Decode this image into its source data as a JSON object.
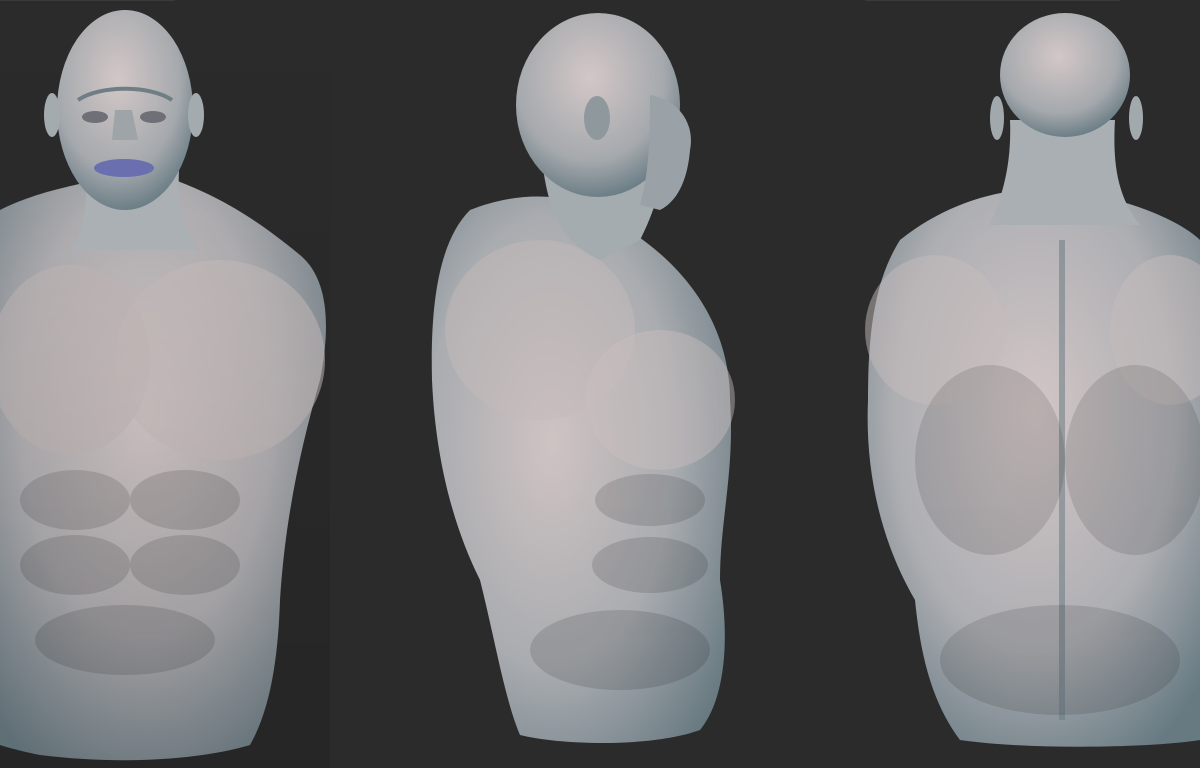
{
  "scene": {
    "background_color": "#2b2b2b",
    "views": [
      {
        "id": "front",
        "description_label": ""
      },
      {
        "id": "side",
        "description_label": ""
      },
      {
        "id": "back",
        "description_label": ""
      }
    ]
  },
  "colors": {
    "skin_light": "#c9bcbc",
    "skin_mid": "#9fa6aa",
    "skin_shadow": "#5f7178",
    "lip": "#6a6fb0"
  }
}
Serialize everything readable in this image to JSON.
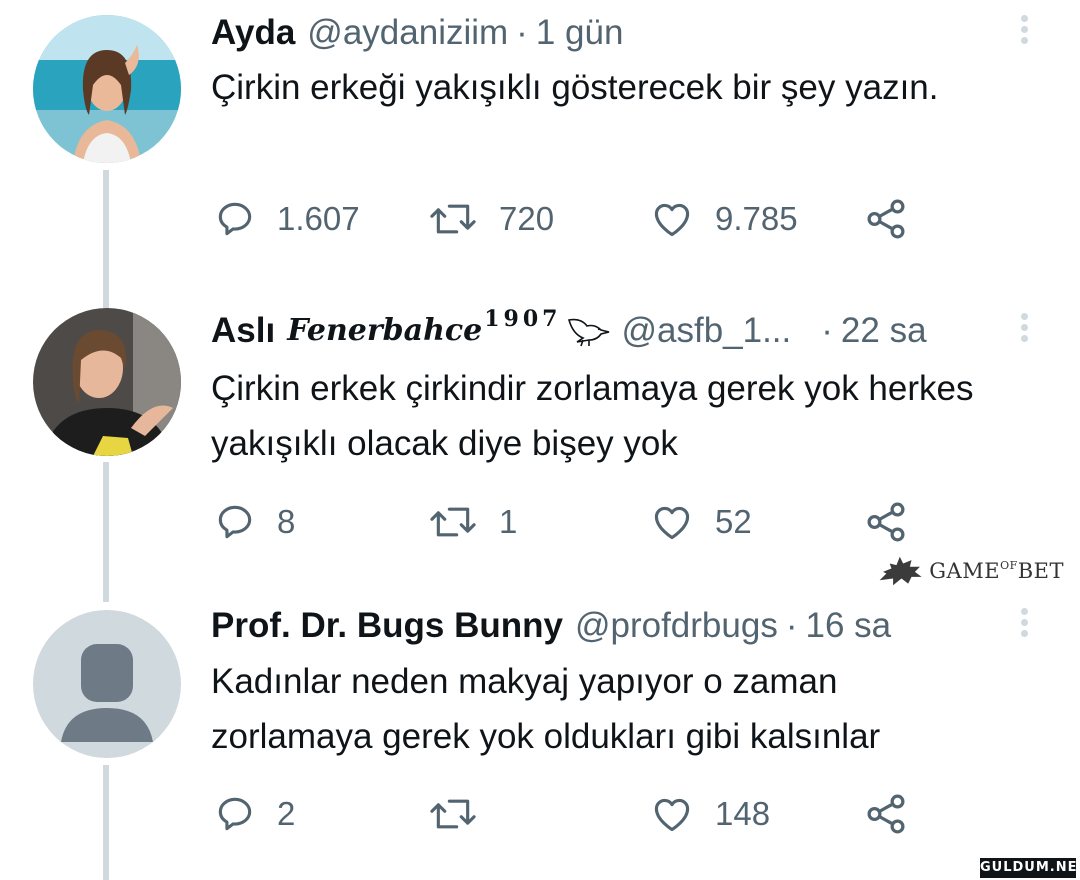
{
  "tweets": [
    {
      "name": "Ayda",
      "handle": "@aydaniziim",
      "time": "1 gün",
      "text": "Çirkin erkeği yakışıklı gösterecek bir şey yazın.",
      "replies": "1.607",
      "retweets": "720",
      "likes": "9.785"
    },
    {
      "name": "Aslı",
      "name_fancy": "Fenerbahce",
      "name_sup": "1907",
      "handle": "@asfb_1...",
      "time": "22 sa",
      "text": "Çirkin erkek çirkindir zorlamaya gerek yok herkes yakışıklı olacak diye bişey yok",
      "replies": "8",
      "retweets": "1",
      "likes": "52"
    },
    {
      "name": "Prof. Dr. Bugs Bunny",
      "handle": "@profdrbugs",
      "time": "16 sa",
      "text": "Kadınlar neden makyaj yapıyor o zaman zorlamaya gerek yok oldukları gibi kalsınlar",
      "replies": "2",
      "retweets": "",
      "likes": "148"
    }
  ],
  "separator": "·",
  "watermarks": {
    "gameofbet": "GAMEOFBET",
    "gameofbet_a": "GAME",
    "gameofbet_b": "OF",
    "gameofbet_c": "BET",
    "site": "GULDUM.NET"
  },
  "colors": {
    "text": "#0f1419",
    "secondary": "#536471",
    "thread_line": "#cfd9de"
  },
  "icons": [
    "reply-icon",
    "retweet-icon",
    "like-icon",
    "share-icon",
    "more-icon",
    "bird-icon",
    "wolf-icon"
  ]
}
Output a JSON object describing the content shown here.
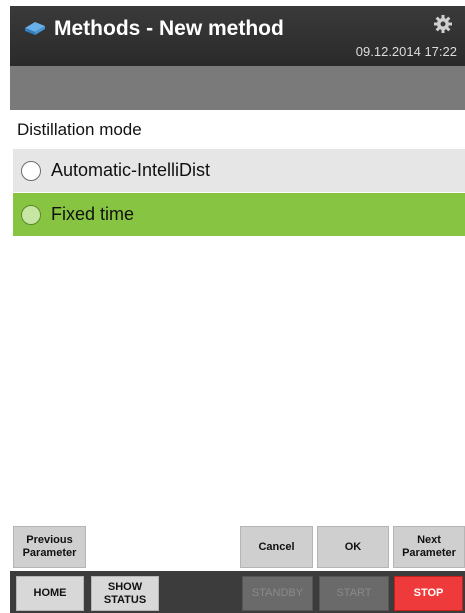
{
  "header": {
    "title": "Methods - New method",
    "datetime": "09.12.2014 17:22",
    "app_icon": "method-icon",
    "settings_icon": "gear-icon"
  },
  "section": {
    "label": "Distillation mode"
  },
  "options": [
    {
      "label": "Automatic-IntelliDist",
      "selected": false
    },
    {
      "label": "Fixed time",
      "selected": true
    }
  ],
  "actions": {
    "previous": "Previous Parameter",
    "cancel": "Cancel",
    "ok": "OK",
    "next": "Next Parameter"
  },
  "footer": {
    "home": "HOME",
    "show_status": "SHOW STATUS",
    "standby": "STANDBY",
    "start": "START",
    "stop": "STOP"
  },
  "colors": {
    "selected_row": "#86c441",
    "stop_button": "#ee3a3a",
    "header_bg": "#2e2e2e"
  }
}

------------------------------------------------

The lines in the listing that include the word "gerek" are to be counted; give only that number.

2